Among the entries below, count the lines that contain the word "present". Write down only the total.

==== SOURCE RECORDS ====

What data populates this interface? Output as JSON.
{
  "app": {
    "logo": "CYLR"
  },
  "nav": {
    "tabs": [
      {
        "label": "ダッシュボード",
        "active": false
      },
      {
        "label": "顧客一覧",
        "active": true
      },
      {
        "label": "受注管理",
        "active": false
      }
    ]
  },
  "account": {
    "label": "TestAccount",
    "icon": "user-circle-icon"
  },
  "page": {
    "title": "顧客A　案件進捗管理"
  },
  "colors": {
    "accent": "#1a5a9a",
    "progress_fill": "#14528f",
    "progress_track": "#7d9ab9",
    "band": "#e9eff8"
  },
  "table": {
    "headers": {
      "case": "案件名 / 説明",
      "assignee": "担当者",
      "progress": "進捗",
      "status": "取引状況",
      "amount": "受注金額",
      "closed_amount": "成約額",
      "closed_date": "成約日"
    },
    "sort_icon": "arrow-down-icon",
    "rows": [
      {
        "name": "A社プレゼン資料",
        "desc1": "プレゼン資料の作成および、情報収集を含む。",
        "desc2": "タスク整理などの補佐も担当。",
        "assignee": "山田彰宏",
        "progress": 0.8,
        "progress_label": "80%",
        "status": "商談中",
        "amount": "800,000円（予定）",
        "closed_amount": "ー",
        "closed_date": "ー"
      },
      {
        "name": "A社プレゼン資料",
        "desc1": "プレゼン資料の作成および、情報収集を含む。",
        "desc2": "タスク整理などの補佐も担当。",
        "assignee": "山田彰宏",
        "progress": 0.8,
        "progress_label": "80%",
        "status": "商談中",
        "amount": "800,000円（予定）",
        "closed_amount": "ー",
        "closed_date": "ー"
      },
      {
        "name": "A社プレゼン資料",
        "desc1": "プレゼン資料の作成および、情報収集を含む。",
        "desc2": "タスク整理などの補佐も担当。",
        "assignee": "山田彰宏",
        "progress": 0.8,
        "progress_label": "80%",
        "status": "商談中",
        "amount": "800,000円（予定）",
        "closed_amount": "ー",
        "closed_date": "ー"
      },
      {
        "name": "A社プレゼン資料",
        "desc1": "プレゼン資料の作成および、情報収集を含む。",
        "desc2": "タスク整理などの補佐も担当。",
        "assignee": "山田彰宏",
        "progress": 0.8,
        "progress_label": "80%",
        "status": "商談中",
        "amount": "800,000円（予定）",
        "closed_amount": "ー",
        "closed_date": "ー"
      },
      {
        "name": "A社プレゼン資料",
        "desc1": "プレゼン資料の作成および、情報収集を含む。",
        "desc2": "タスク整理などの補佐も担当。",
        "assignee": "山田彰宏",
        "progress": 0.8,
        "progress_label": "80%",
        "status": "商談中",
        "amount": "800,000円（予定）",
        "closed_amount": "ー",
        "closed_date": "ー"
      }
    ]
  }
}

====
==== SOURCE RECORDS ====

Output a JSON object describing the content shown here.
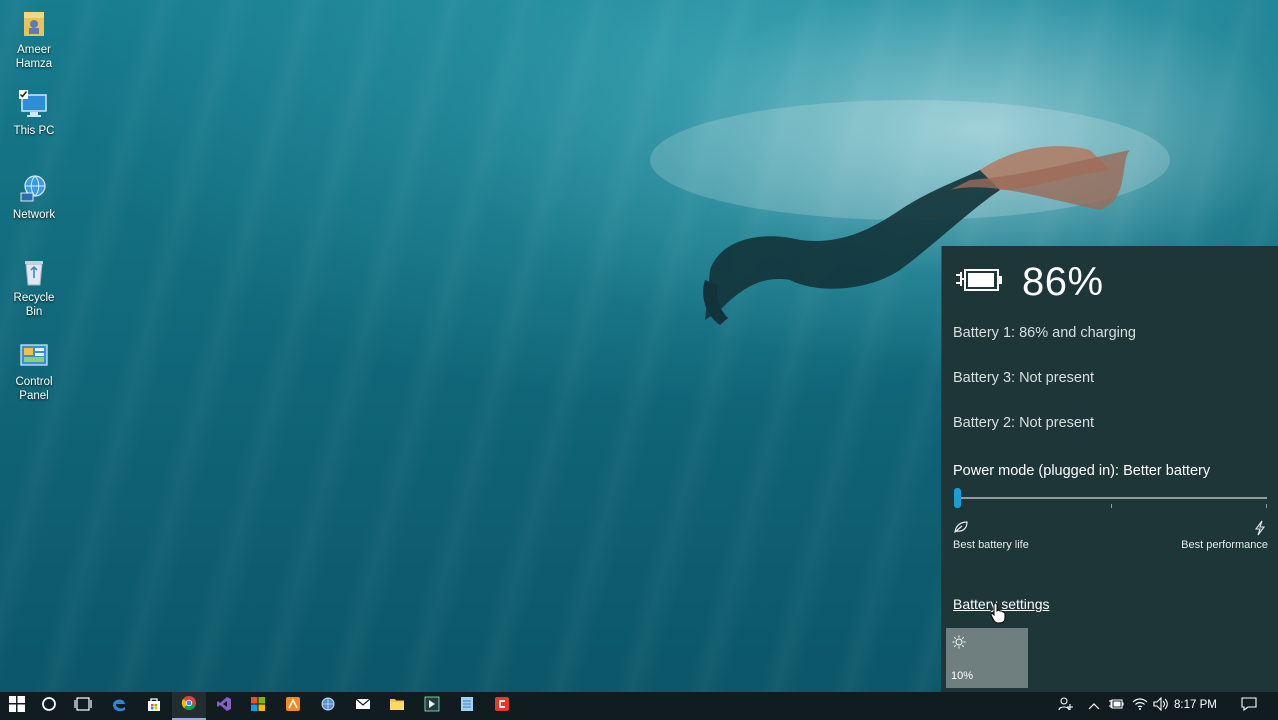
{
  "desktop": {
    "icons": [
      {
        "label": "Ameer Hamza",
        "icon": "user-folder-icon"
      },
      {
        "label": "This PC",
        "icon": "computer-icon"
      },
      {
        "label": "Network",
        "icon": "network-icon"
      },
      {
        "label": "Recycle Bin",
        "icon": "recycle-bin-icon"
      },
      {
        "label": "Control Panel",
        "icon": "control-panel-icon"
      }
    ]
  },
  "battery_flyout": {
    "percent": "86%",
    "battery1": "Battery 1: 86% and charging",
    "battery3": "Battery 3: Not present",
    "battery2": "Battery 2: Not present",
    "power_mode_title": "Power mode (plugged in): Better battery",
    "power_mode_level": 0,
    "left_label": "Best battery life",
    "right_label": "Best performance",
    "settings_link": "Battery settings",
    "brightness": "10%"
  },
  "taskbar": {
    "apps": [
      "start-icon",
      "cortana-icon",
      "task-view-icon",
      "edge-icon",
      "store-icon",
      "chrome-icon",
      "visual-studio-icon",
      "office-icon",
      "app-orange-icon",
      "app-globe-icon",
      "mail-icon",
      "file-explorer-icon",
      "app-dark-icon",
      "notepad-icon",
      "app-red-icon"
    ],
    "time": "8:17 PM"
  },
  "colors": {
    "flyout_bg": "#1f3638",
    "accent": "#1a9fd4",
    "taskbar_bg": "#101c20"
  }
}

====

> [EXERCISE ANSWER]:
2